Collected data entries
Content starts

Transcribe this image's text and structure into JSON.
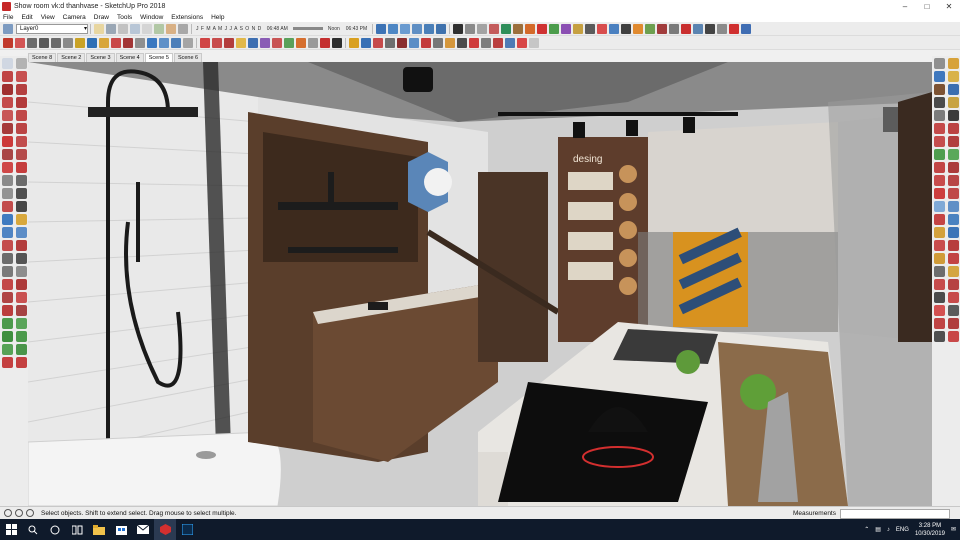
{
  "window": {
    "title": "Show room vk:d thanhvase - SketchUp Pro 2018",
    "buttons": [
      "minimize",
      "maximize",
      "close"
    ]
  },
  "menu": [
    "File",
    "Edit",
    "View",
    "Camera",
    "Draw",
    "Tools",
    "Window",
    "Extensions",
    "Help"
  ],
  "toolbar": {
    "layer_value": "Layer0",
    "months": "J F M A M J J A S O N D",
    "time_start": "06:48 AM",
    "time_noon": "Noon",
    "time_end": "06:43 PM"
  },
  "scenes": [
    "Scene 8",
    "Scene 2",
    "Scene 3",
    "Scene 4",
    "Scene 5",
    "Scene 6"
  ],
  "active_scene": "Scene 5",
  "viewport": {
    "wall_sign": "desing"
  },
  "status": {
    "hint": "Select objects. Shift to extend select. Drag mouse to select multiple.",
    "measurements_label": "Measurements",
    "measurements_value": ""
  },
  "taskbar": {
    "lang": "ENG",
    "time": "3:28 PM",
    "date": "10/30/2019"
  },
  "colors": {
    "taskbar_bg": "#0f1a2b",
    "accent": "#d32f2f"
  }
}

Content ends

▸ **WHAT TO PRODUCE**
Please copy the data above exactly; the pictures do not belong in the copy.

▸ **EXERCISE RESULT**
Transcribe this image's text and structure into JSON.
{
  "window": {
    "title": "Show room vk:d thanhvase - SketchUp Pro 2018",
    "buttons": [
      "minimize",
      "maximize",
      "close"
    ]
  },
  "menu": [
    "File",
    "Edit",
    "View",
    "Camera",
    "Draw",
    "Tools",
    "Window",
    "Extensions",
    "Help"
  ],
  "toolbar": {
    "layer_value": "Layer0",
    "months": "J F M A M J J A S O N D",
    "time_start": "06:48 AM",
    "time_noon": "Noon",
    "time_end": "06:43 PM"
  },
  "scenes": [
    "Scene 8",
    "Scene 2",
    "Scene 3",
    "Scene 4",
    "Scene 5",
    "Scene 6"
  ],
  "active_scene": "Scene 5",
  "viewport": {
    "wall_sign": "desing"
  },
  "status": {
    "hint": "Select objects. Shift to extend select. Drag mouse to select multiple.",
    "measurements_label": "Measurements",
    "measurements_value": ""
  },
  "taskbar": {
    "lang": "ENG",
    "time": "3:28 PM",
    "date": "10/30/2019"
  },
  "colors": {
    "taskbar_bg": "#0f1a2b",
    "accent": "#d32f2f"
  }
}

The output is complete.